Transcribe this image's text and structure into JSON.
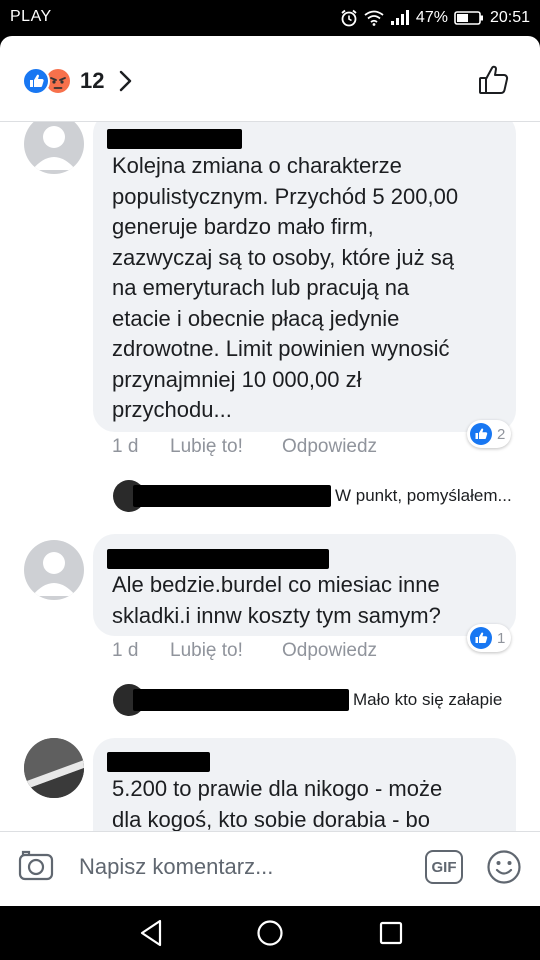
{
  "status_bar": {
    "carrier": "PLAY",
    "battery": "47%",
    "time": "20:51"
  },
  "header": {
    "reaction_count": "12"
  },
  "comments": [
    {
      "lines": [
        "Kolejna zmiana o charakterze",
        "populistycznym. Przychód 5 200,00",
        "generuje bardzo mało firm,",
        "zazwyczaj są to osoby, które już są",
        "na emeryturach lub pracują na",
        "etacie i obecnie płacą jedynie",
        "zdrowotne. Limit powinien wynosić",
        "przynajmniej 10 000,00 zł",
        "przychodu..."
      ],
      "time": "1 d",
      "like_label": "Lubię to!",
      "reply_label": "Odpowiedz",
      "like_count": "2",
      "reply_preview": "W punkt, pomyślałem..."
    },
    {
      "lines": [
        "Ale bedzie.burdel co miesiac inne",
        "skladki.i innw koszty tym samym?"
      ],
      "time": "1 d",
      "like_label": "Lubię to!",
      "reply_label": "Odpowiedz",
      "like_count": "1",
      "reply_preview": "Mało kto się załapie"
    },
    {
      "lines": [
        "5.200 to prawie dla nikogo - może",
        "dla kogoś, kto sobie dorabia - bo"
      ]
    }
  ],
  "composer": {
    "placeholder": "Napisz komentarz...",
    "gif_label": "GIF"
  },
  "icons": {
    "like": "like-reaction-icon",
    "angry": "angry-reaction-icon",
    "thumb": "thumbs-up-outline-icon",
    "camera": "camera-icon",
    "emoji": "emoji-icon"
  },
  "colors": {
    "facebook_blue": "#1877f2",
    "angry_orange": "#f7714c",
    "bubble_gray": "#f0f2f5",
    "meta_gray": "#90949c"
  }
}
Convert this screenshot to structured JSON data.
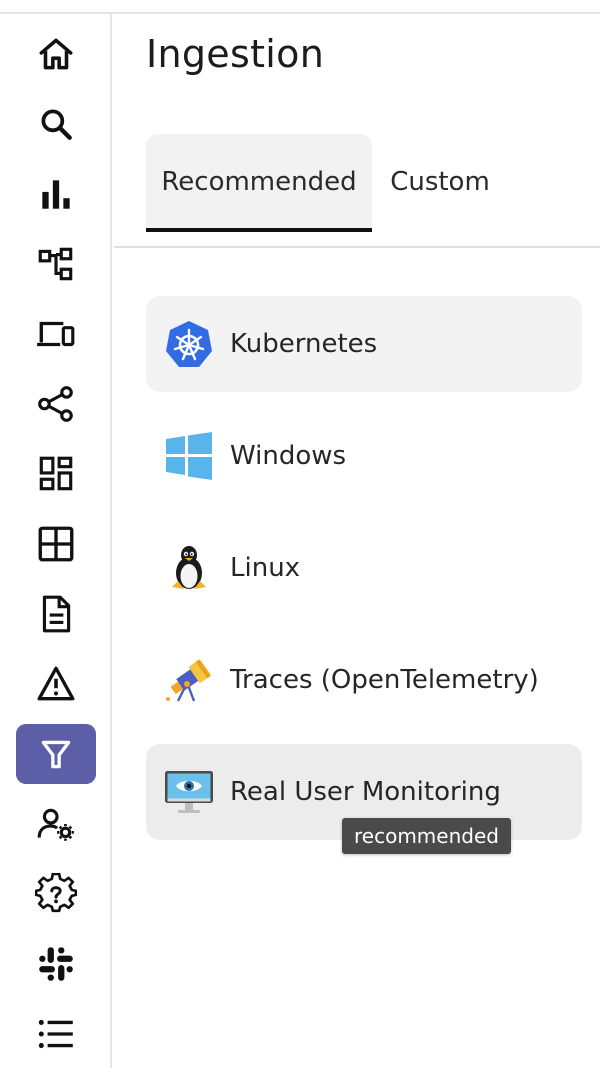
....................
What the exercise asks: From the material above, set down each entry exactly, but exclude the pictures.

Task output:
Transcribe this image's text and structure into JSON.
{
  "status_bar": {
    "carrier": "PLAY",
    "battery": "47%",
    "time": "20:51"
  },
  "header": {
    "reaction_count": "12"
  },
  "comments": [
    {
      "lines": [
        "Kolejna zmiana o charakterze",
        "populistycznym. Przychód 5 200,00",
        "generuje bardzo mało firm,",
        "zazwyczaj są to osoby, które już są",
        "na emeryturach lub pracują na",
        "etacie i obecnie płacą jedynie",
        "zdrowotne. Limit powinien wynosić",
        "przynajmniej 10 000,00 zł",
        "przychodu..."
      ],
      "time": "1 d",
      "like_label": "Lubię to!",
      "reply_label": "Odpowiedz",
      "like_count": "2",
      "reply_preview": "W punkt, pomyślałem..."
    },
    {
      "lines": [
        "Ale bedzie.burdel co miesiac inne",
        "skladki.i innw koszty tym samym?"
      ],
      "time": "1 d",
      "like_label": "Lubię to!",
      "reply_label": "Odpowiedz",
      "like_count": "1",
      "reply_preview": "Mało kto się załapie"
    },
    {
      "lines": [
        "5.200 to prawie dla nikogo - może",
        "dla kogoś, kto sobie dorabia - bo"
      ]
    }
  ],
  "composer": {
    "placeholder": "Napisz komentarz...",
    "gif_label": "GIF"
  },
  "icons": {
    "like": "like-reaction-icon",
    "angry": "angry-reaction-icon",
    "thumb": "thumbs-up-outline-icon",
    "camera": "camera-icon",
    "emoji": "emoji-icon"
  },
  "colors": {
    "facebook_blue": "#1877f2",
    "angry_orange": "#f7714c",
    "bubble_gray": "#f0f2f5",
    "meta_gray": "#90949c"
  }
}
Convert this screenshot to structured JSON data.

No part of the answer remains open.